Bourbon County Training School (Little Rock, KY)(start date: - end date: )

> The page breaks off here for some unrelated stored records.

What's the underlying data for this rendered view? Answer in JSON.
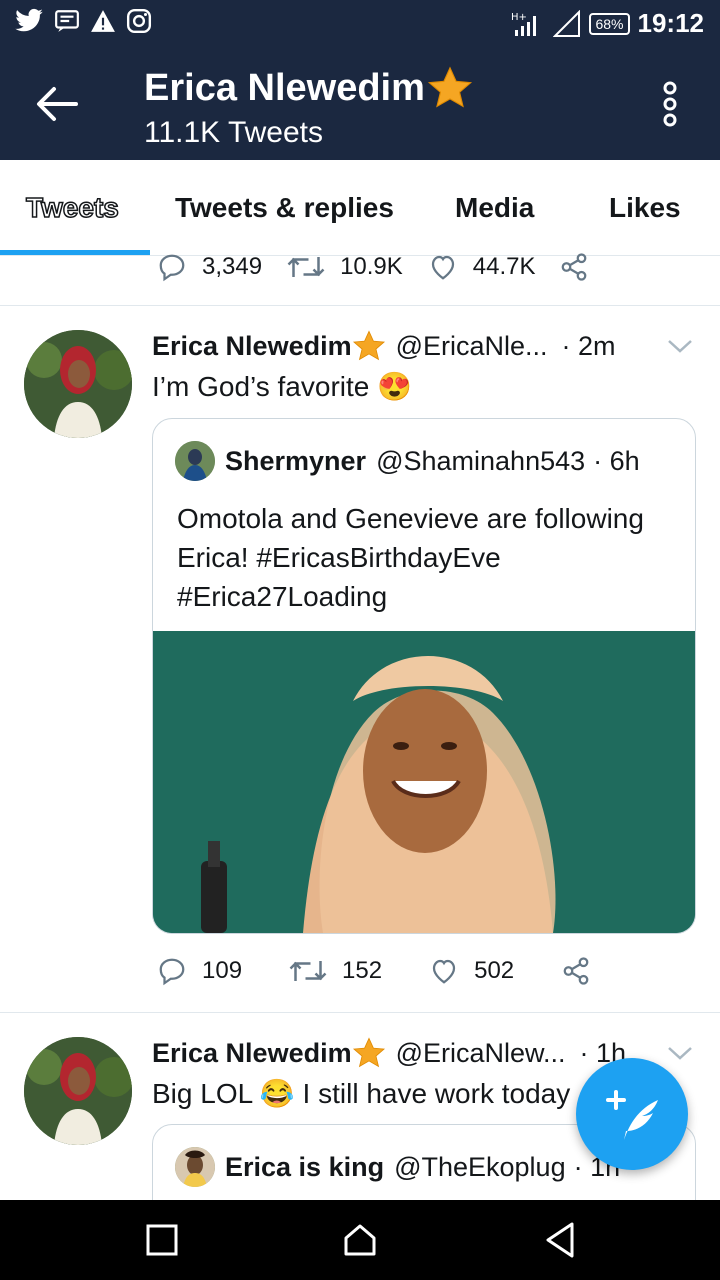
{
  "status_bar": {
    "battery": "68%",
    "time": "19:12",
    "network": "H+",
    "left_icons": [
      "twitter-icon",
      "message-icon",
      "warning-icon",
      "instagram-icon"
    ]
  },
  "header": {
    "name": "Erica Nlewedim",
    "tweet_count": "11.1K Tweets"
  },
  "tabs": [
    {
      "label": "Tweets",
      "active": true
    },
    {
      "label": "Tweets & replies",
      "active": false
    },
    {
      "label": "Media",
      "active": false
    },
    {
      "label": "Likes",
      "active": false
    }
  ],
  "prev_tweet_actions": {
    "replies": "3,349",
    "retweets": "10.9K",
    "likes": "44.7K"
  },
  "tweets": [
    {
      "name": "Erica Nlewedim",
      "handle": "@EricaNle...",
      "time": "· 2m",
      "text": "I’m God’s favorite 😍",
      "quote": {
        "name": "Shermyner",
        "handle": "@Shaminahn543",
        "time": "· 6h",
        "text": "Omotola and Genevieve are following Erica! #EricasBirthdayEve #Erica27Loading"
      },
      "replies": "109",
      "retweets": "152",
      "likes": "502"
    },
    {
      "name": "Erica Nlewedim",
      "handle": "@EricaNlew...",
      "time": "· 1h",
      "text": "Big LOL 😂 I still have work today",
      "quote": {
        "name": "Erica is king",
        "handle": "@TheEkoplug",
        "time": "· 1h"
      }
    }
  ],
  "colors": {
    "header_bg": "#1b2840",
    "accent": "#1da1f2",
    "star": "#f5a623"
  }
}
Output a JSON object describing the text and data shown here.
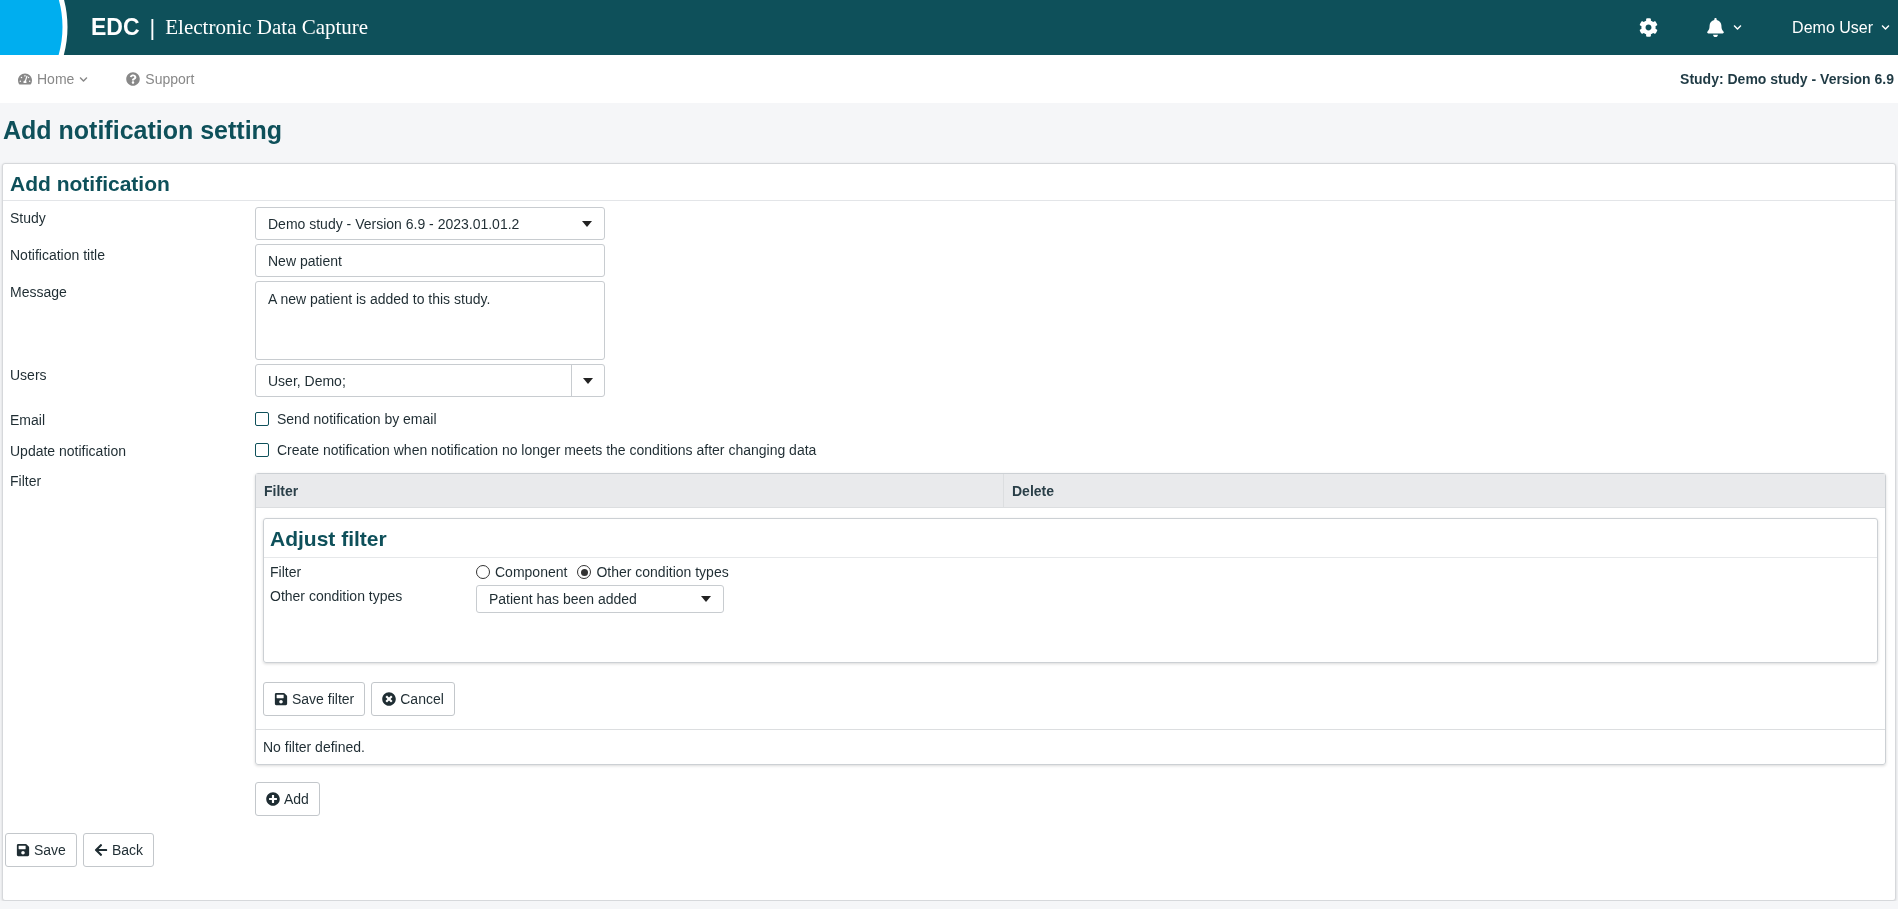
{
  "header": {
    "logo_abbr": "EDC",
    "separator": "|",
    "app_title": "Electronic Data Capture",
    "user_name": "Demo User"
  },
  "nav": {
    "items": [
      {
        "label": "Home",
        "kind": "menu"
      },
      {
        "label": "Support",
        "kind": "help"
      }
    ],
    "study_label": "Study: Demo study - Version 6.9"
  },
  "page_title": "Add notification setting",
  "form": {
    "title": "Add notification",
    "fields": [
      {
        "kind": "select",
        "label": "Study",
        "value": "Demo study - Version 6.9 - 2023.01.01.2"
      },
      {
        "kind": "text",
        "label": "Notification title",
        "value": "New patient"
      },
      {
        "kind": "textarea",
        "label": "Message",
        "value": "A new patient is added to this study."
      },
      {
        "kind": "combo",
        "label": "Users",
        "value": "User, Demo;"
      },
      {
        "kind": "checkbox",
        "label": "Email",
        "text": "Send notification by email",
        "checked": false
      },
      {
        "kind": "checkbox",
        "label": "Update notification",
        "text": "Create notification when notification no longer meets the conditions after changing data",
        "checked": false
      }
    ],
    "filter": {
      "label": "Filter",
      "columns": [
        "Filter",
        "Delete"
      ],
      "adjust": {
        "title": "Adjust filter",
        "filter_label": "Filter",
        "radios": [
          {
            "label": "Component",
            "selected": false
          },
          {
            "label": "Other condition types",
            "selected": true
          }
        ],
        "condition_label": "Other condition types",
        "condition_value": "Patient has been added",
        "buttons": [
          {
            "label": "Save filter",
            "kind": "save"
          },
          {
            "label": "Cancel",
            "kind": "cancel"
          }
        ]
      },
      "empty_text": "No filter defined.",
      "add_button": {
        "label": "Add",
        "kind": "add"
      }
    },
    "actions": [
      {
        "label": "Save",
        "kind": "save"
      },
      {
        "label": "Back",
        "kind": "back"
      }
    ]
  }
}
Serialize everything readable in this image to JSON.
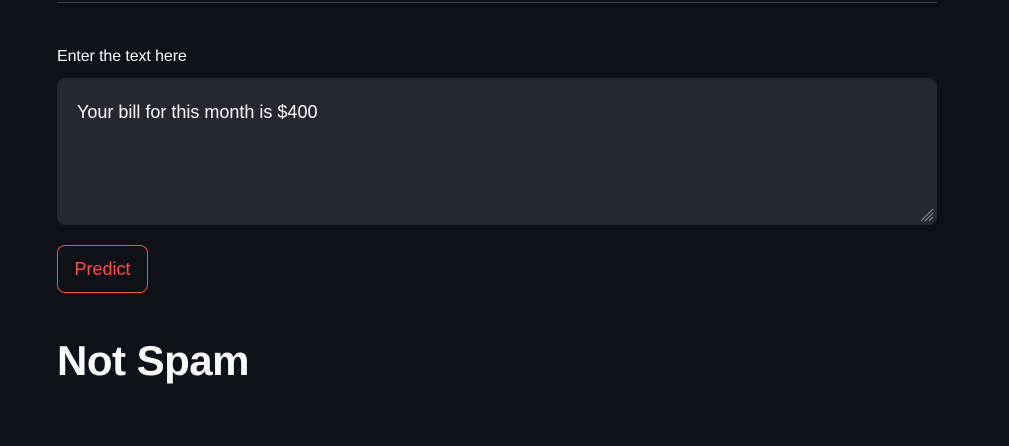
{
  "form": {
    "label": "Enter the text here",
    "text_value": "Your bill for this month is $400",
    "predict_label": "Predict"
  },
  "result": {
    "text": "Not Spam"
  },
  "colors": {
    "background": "#0e1117",
    "input_background": "#262730",
    "accent": "#ff4b4b",
    "text": "#fafafa"
  },
  "icons": {
    "resize_handle": "resize-grip-icon"
  }
}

The Bourbon County Training School was located in Little Rock, KY. The school began as an idustrial course at the colored school prior to becoming the industrial training school in 1914. The school was supported by the Slater Fund [source: The History of Education of Bourbon County by J. R. Welch]. Ms. Maggie L. Freeman was the principal as early as 1911. The industrial school was to provide advanced training for students in the county. In 1915, there were 70 students and three teachers. The students were provided a nine grade course with elementary work in the first eight grades and secondary subjects and practice teaching in the ninth grade. Industrial training included cooking, sewing, gardening and poultry farming. According to J. R. Welch, the Bourbon County Training School was established in 1918, it was a consolidation of the colored school district in Little Rock. C. T. Cook was the school principal in 1919. The school was located on two acres on Mt. Sterling Pike, there was a frame school house with six rooms and an auditorium. The building had electric lights. The building and property were valued at about $3,000. By 1933, there were near 80 students, some were transported by school bus. In addition to the courses, there was P. T. A., a dramatic club, and a music club, and there were basketball, baseball, and track teams. The school was still open in 1933 when Professor William J. Callery was principal, and the school had become an accredited four year high school. For more see "Bourbon County Training School" on pp. 264-265 in Negro Education by the Department of the Interior, Bureau of Education, Bulletin 1916, NO. 39, Volume II [available full-text in Google Books]; and The Kentucky Negro Educational Association Journal, April 25-26, 1919, p.4, and v.3, issue 2 (January-February 1933), p.22 [available online at Kentucky Digital Library - Journals]. See also the entries for African American Schools in the NKAA Database.